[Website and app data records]
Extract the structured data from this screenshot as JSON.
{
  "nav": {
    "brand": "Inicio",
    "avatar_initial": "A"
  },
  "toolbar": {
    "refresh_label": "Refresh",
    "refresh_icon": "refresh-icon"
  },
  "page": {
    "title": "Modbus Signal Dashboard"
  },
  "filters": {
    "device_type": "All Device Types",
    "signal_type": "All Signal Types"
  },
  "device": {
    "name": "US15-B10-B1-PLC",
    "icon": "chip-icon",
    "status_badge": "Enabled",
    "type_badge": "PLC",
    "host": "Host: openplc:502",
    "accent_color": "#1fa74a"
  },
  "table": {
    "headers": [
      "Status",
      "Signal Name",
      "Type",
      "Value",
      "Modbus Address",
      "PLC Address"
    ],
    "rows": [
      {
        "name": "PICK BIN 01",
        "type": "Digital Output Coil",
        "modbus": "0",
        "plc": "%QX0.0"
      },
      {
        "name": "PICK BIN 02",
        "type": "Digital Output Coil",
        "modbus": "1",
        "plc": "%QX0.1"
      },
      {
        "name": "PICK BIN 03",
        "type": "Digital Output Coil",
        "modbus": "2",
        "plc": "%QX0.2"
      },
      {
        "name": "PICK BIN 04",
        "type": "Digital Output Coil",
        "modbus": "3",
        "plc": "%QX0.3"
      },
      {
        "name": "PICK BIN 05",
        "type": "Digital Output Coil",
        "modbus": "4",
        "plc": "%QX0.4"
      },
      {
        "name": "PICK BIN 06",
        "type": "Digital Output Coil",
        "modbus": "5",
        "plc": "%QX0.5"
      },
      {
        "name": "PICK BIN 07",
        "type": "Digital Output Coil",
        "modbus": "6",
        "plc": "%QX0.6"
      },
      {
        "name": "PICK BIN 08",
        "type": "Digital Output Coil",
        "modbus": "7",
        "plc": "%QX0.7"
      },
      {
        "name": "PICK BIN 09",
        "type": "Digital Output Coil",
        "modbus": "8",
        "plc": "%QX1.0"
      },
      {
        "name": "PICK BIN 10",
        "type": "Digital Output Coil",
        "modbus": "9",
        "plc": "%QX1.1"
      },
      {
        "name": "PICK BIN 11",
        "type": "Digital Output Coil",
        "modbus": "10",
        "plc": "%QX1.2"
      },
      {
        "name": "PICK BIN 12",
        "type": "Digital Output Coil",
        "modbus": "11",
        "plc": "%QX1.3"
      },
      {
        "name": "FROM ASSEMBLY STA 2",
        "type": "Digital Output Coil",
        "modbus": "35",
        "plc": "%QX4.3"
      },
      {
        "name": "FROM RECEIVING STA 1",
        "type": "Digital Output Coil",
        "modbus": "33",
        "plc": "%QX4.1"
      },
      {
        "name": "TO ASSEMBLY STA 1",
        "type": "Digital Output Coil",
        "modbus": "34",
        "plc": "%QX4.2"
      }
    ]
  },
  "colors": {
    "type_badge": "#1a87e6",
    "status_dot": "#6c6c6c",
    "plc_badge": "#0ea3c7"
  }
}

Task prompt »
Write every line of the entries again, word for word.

Final answer »
Extract the structured data from this screenshot as JSON.
{
  "nav": {
    "brand": "Inicio",
    "avatar_initial": "A"
  },
  "toolbar": {
    "refresh_label": "Refresh",
    "refresh_icon": "refresh-icon"
  },
  "page": {
    "title": "Modbus Signal Dashboard"
  },
  "filters": {
    "device_type": "All Device Types",
    "signal_type": "All Signal Types"
  },
  "device": {
    "name": "US15-B10-B1-PLC",
    "icon": "chip-icon",
    "status_badge": "Enabled",
    "type_badge": "PLC",
    "host": "Host: openplc:502",
    "accent_color": "#1fa74a"
  },
  "table": {
    "headers": [
      "Status",
      "Signal Name",
      "Type",
      "Value",
      "Modbus Address",
      "PLC Address"
    ],
    "rows": [
      {
        "name": "PICK BIN 01",
        "type": "Digital Output Coil",
        "modbus": "0",
        "plc": "%QX0.0"
      },
      {
        "name": "PICK BIN 02",
        "type": "Digital Output Coil",
        "modbus": "1",
        "plc": "%QX0.1"
      },
      {
        "name": "PICK BIN 03",
        "type": "Digital Output Coil",
        "modbus": "2",
        "plc": "%QX0.2"
      },
      {
        "name": "PICK BIN 04",
        "type": "Digital Output Coil",
        "modbus": "3",
        "plc": "%QX0.3"
      },
      {
        "name": "PICK BIN 05",
        "type": "Digital Output Coil",
        "modbus": "4",
        "plc": "%QX0.4"
      },
      {
        "name": "PICK BIN 06",
        "type": "Digital Output Coil",
        "modbus": "5",
        "plc": "%QX0.5"
      },
      {
        "name": "PICK BIN 07",
        "type": "Digital Output Coil",
        "modbus": "6",
        "plc": "%QX0.6"
      },
      {
        "name": "PICK BIN 08",
        "type": "Digital Output Coil",
        "modbus": "7",
        "plc": "%QX0.7"
      },
      {
        "name": "PICK BIN 09",
        "type": "Digital Output Coil",
        "modbus": "8",
        "plc": "%QX1.0"
      },
      {
        "name": "PICK BIN 10",
        "type": "Digital Output Coil",
        "modbus": "9",
        "plc": "%QX1.1"
      },
      {
        "name": "PICK BIN 11",
        "type": "Digital Output Coil",
        "modbus": "10",
        "plc": "%QX1.2"
      },
      {
        "name": "PICK BIN 12",
        "type": "Digital Output Coil",
        "modbus": "11",
        "plc": "%QX1.3"
      },
      {
        "name": "FROM ASSEMBLY STA 2",
        "type": "Digital Output Coil",
        "modbus": "35",
        "plc": "%QX4.3"
      },
      {
        "name": "FROM RECEIVING STA 1",
        "type": "Digital Output Coil",
        "modbus": "33",
        "plc": "%QX4.1"
      },
      {
        "name": "TO ASSEMBLY STA 1",
        "type": "Digital Output Coil",
        "modbus": "34",
        "plc": "%QX4.2"
      }
    ]
  },
  "colors": {
    "type_badge": "#1a87e6",
    "status_dot": "#6c6c6c",
    "plc_badge": "#0ea3c7"
  }
}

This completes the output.